Jessica Hughes: 23:15 Well, and it sounds like it allows you to really understand more of those customer behaviors and what they’re looking for and the information that they’re tracking. I can even see it being extremely valuable for live events, if you’re doing a live event and you’re looking, especially to get sales leads out of that event, whether it’s a webinar or something else, to be able to use that technology in order to better create leads into your funnel. I think that’s something that we haven’t really looked at.

John Bowser: 23:45 Yeah. Absolutely. When it comes down to looking at that full-funnel attribution and to your point with events, which we’re now looking at virtual events, online events to be able to, and that pains me as a football fan, to not be there live. But fingers crossed, we’ll get back into the stadiums. But it really gives us the ability to have that presence and deliver and engage with the fans and the audiences and best of all, to track the consumer’s journey from inception to conversion. Even though it’s not live in their face, it’s online in front of them. That whole funnel tactic holistic approach really provides a great opportunity to optimize dollars and really to boost that ability to get in front of, and know exactly who we’re talking to, what they’re looking for, and capitalize on those real-time insights and the ability to deliver results and customer intelligence is key and a huge part of what we’re able to do so.

Jessica Hughes: 25:12 Well, thank you so much for sharing John. I really appreciate it.

John Bowser: 25:15 Absolutely. My pleasure.

Jessica Hughes: 25:17 Is there anything else you’d like to add?
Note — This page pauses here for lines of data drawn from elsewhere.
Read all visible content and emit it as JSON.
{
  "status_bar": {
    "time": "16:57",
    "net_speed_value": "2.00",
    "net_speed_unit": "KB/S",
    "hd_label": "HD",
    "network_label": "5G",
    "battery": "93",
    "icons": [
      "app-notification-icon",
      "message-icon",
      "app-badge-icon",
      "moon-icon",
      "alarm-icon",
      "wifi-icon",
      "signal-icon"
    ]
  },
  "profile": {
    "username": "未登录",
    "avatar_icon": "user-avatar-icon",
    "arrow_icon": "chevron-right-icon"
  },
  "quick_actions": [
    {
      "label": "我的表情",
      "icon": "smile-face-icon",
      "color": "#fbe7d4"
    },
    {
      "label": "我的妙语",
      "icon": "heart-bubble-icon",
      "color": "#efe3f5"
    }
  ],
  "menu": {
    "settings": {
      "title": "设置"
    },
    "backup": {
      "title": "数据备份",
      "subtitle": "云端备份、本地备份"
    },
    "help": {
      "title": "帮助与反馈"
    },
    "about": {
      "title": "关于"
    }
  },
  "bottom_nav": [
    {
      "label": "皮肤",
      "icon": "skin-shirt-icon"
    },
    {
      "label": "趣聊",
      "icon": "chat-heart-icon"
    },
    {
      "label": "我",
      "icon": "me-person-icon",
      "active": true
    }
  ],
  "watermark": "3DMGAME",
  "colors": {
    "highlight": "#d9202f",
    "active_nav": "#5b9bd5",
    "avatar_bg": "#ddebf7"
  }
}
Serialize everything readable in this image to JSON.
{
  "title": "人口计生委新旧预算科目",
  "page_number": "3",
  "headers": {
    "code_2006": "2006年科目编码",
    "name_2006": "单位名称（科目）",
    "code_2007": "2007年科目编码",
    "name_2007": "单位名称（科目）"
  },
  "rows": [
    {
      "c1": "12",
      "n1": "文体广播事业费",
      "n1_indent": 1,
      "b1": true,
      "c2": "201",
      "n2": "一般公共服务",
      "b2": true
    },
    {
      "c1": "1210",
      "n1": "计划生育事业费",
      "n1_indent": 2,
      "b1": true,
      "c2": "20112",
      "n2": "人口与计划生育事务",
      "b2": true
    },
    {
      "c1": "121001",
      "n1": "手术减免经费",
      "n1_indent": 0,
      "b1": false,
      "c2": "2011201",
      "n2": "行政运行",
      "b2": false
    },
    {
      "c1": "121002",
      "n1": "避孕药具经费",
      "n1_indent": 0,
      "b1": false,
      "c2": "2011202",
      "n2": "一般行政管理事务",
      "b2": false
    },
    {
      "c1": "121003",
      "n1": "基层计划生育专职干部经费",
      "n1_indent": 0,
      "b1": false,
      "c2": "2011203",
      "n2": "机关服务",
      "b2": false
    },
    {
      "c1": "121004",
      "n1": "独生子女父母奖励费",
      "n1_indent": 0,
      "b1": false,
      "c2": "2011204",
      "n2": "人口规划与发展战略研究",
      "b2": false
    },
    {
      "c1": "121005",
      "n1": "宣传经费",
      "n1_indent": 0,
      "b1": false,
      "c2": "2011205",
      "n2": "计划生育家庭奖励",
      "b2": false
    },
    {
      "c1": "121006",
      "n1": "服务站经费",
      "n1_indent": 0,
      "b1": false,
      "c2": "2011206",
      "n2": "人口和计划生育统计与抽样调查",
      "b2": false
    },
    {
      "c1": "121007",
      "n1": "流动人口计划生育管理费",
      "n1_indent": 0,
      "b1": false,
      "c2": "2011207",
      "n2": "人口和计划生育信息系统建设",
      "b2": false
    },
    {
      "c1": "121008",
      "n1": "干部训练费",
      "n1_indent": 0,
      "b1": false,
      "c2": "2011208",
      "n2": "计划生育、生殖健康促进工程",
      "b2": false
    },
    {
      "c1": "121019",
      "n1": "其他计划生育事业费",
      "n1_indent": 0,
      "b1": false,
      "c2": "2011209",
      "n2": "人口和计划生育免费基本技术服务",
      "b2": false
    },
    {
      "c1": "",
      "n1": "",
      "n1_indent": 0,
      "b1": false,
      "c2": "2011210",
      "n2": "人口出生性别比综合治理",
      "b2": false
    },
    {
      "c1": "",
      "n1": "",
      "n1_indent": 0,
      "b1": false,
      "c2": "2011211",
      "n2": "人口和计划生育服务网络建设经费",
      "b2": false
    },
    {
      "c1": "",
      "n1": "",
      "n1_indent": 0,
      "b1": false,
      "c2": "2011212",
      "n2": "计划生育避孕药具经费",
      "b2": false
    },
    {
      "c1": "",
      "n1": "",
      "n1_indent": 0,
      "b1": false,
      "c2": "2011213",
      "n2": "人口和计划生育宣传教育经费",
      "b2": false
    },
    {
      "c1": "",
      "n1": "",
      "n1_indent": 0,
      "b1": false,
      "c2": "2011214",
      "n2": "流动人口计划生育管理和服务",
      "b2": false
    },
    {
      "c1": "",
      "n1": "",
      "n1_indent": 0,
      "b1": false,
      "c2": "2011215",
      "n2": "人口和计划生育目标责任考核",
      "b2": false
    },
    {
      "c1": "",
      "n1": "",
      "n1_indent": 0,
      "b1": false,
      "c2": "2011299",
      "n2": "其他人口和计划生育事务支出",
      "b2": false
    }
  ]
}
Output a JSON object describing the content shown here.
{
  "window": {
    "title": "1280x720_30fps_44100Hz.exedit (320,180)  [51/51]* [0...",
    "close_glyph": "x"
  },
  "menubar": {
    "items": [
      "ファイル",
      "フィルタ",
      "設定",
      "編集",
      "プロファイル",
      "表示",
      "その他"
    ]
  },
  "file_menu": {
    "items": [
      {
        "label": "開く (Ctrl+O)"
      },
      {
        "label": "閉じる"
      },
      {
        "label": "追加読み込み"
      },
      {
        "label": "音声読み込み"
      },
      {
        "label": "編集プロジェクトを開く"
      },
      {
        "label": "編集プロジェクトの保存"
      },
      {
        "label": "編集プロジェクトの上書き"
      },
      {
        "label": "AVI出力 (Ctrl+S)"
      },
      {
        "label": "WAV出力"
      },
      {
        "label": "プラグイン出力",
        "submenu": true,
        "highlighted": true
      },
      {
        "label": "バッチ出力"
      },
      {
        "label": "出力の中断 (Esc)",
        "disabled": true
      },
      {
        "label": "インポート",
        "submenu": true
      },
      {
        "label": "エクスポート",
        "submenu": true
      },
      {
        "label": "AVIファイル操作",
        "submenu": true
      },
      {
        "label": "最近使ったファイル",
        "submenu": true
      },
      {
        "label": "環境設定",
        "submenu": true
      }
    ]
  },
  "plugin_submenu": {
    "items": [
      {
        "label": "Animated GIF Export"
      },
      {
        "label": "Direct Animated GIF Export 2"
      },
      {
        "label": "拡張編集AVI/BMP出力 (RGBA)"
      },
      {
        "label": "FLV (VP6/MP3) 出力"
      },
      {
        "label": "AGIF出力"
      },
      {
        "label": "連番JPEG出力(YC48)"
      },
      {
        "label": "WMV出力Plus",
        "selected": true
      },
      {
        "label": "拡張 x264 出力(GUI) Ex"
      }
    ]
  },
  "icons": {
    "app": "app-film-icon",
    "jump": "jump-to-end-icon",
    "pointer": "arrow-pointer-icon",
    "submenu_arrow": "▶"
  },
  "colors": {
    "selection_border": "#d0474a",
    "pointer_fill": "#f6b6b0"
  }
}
John Bowser: 25:20 No. I think it’s an exciting time, I’d like to tell my team and my clients when you dealt lemons, make lemonade and having gone through the last few months here and dealing with pandemic, hopefully we don’t have to deal with anything on this level again, in our lifetimes. But out of this comes new opportunities and certainly the digital online areas of media have presented those platforms. Certainly we’re going to continue to take advantage of that. I’ll be at a new world in new ways of consumers consuming their media and it’s exciting time to be involved. I will say, in addition to not only getting to the end target, it’s important to really make sure your messaging and content and creative is spot on. Invest in the upfront research, know who you’re talking to, what your audience is looking for, and customize your messaging accordingly. It’s a hand in hand program here. I just wanted to add that as well from a content standpoint.

Jessica Hughes: 26:34 Appreciate that.

John Bowser: 26:35 Absolutely.

Jessica Hughes: 26:56 If you’d like to learn more about John and what Target Media USA can offer, you can find them both on LinkedIn. As always, every meal is better shared, feel free to share Fork & Lens with your team, colleagues and friends. If you enjoyed today’s message, please subscribe to get weekly access to new recipes for creative and marketing success. You can also check us out a fork& or Until next time.